* _How to complete this task_: Pull out every line below that contains the word "JSON".

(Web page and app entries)

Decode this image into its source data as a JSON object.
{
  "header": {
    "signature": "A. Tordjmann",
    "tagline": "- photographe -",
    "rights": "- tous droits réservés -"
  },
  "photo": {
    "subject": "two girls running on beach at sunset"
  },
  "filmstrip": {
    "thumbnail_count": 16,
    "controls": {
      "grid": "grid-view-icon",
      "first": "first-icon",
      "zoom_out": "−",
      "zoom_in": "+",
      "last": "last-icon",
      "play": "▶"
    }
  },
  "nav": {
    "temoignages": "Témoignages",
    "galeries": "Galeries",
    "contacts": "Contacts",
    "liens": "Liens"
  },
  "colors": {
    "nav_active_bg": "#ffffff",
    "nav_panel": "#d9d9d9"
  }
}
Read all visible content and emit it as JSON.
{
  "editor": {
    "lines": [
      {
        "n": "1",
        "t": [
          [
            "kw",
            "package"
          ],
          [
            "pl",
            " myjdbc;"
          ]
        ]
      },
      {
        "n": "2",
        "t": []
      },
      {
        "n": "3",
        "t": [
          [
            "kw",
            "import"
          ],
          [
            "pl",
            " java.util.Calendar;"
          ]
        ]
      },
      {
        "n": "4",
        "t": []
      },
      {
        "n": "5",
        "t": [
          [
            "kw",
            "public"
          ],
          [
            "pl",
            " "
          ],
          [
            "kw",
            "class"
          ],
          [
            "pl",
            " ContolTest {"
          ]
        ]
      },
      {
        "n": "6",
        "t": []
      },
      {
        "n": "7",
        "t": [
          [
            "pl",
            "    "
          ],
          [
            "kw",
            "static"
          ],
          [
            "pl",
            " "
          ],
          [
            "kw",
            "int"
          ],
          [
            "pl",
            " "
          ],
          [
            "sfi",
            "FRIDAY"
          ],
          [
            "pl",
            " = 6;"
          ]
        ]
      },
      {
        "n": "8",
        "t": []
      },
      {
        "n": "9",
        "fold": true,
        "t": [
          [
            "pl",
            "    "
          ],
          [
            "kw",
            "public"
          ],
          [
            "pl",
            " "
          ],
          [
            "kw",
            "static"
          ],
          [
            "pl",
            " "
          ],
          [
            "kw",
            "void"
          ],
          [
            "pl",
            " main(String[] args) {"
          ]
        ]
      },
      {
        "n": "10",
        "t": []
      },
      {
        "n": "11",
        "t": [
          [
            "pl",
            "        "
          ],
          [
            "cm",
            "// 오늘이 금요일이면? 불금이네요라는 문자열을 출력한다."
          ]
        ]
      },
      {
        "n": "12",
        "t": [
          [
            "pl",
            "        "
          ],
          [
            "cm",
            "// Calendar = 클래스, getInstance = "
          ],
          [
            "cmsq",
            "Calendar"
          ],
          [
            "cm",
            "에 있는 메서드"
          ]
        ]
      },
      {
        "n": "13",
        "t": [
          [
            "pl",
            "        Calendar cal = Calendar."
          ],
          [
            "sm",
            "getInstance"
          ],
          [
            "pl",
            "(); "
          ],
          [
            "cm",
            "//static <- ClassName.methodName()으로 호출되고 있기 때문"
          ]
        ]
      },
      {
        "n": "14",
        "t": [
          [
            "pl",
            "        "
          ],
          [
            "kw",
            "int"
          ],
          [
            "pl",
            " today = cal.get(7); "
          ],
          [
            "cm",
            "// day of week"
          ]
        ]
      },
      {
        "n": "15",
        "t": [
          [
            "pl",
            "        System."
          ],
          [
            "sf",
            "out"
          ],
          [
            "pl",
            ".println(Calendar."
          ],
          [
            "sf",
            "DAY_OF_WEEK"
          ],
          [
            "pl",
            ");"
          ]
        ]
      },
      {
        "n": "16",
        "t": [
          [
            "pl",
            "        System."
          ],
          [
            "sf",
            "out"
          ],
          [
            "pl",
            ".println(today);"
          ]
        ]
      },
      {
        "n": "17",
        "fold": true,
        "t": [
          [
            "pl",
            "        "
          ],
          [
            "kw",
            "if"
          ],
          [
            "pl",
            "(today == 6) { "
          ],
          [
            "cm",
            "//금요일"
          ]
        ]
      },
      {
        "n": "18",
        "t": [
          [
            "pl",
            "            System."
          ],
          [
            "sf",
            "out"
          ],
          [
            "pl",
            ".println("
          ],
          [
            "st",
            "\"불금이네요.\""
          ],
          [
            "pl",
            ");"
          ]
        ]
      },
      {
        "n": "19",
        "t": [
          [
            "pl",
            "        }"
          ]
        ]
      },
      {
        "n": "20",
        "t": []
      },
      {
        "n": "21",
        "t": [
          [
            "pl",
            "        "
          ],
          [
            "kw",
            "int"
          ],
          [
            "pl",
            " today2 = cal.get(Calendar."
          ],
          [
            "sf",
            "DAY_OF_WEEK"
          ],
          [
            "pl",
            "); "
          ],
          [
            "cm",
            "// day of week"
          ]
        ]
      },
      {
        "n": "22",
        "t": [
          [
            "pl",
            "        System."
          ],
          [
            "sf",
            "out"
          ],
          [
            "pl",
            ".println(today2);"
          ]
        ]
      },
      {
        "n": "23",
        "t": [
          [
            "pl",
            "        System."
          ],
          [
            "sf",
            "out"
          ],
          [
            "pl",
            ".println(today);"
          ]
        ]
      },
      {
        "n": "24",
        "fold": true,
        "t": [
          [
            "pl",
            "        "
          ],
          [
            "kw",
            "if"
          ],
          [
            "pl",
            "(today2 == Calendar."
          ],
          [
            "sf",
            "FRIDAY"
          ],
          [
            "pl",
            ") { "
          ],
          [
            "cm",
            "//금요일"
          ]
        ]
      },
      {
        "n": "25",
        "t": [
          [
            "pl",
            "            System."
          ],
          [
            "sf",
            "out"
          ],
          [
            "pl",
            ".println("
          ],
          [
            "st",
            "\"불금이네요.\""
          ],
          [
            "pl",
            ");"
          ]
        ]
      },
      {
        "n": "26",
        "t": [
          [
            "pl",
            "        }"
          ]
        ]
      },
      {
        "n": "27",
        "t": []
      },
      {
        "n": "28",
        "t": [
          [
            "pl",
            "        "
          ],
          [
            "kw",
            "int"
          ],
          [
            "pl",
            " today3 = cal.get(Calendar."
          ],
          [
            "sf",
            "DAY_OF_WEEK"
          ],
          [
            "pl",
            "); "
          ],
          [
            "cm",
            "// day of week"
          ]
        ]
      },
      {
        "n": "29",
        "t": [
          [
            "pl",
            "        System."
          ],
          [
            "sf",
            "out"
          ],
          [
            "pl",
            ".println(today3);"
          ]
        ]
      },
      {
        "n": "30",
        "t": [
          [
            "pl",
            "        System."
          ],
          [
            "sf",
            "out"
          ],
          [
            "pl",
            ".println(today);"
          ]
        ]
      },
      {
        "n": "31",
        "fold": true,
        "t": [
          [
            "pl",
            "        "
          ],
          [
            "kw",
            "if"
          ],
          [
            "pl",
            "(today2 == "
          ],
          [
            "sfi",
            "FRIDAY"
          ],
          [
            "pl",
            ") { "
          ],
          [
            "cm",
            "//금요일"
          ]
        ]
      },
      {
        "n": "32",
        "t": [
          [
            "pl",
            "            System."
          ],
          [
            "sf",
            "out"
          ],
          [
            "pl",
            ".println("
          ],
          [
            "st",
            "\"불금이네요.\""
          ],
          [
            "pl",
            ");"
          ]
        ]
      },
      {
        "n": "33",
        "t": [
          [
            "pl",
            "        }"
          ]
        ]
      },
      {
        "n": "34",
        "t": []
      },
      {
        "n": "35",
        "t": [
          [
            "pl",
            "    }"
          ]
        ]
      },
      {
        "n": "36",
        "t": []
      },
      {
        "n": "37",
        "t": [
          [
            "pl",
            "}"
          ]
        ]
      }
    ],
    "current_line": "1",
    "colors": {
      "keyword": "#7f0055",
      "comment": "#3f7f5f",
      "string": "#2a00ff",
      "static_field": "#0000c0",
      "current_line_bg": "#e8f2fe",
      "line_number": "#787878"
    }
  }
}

* _Response for this exercise_:
Decode this image into its source data as a JSON object.
Read all visible content and emit it as JSON.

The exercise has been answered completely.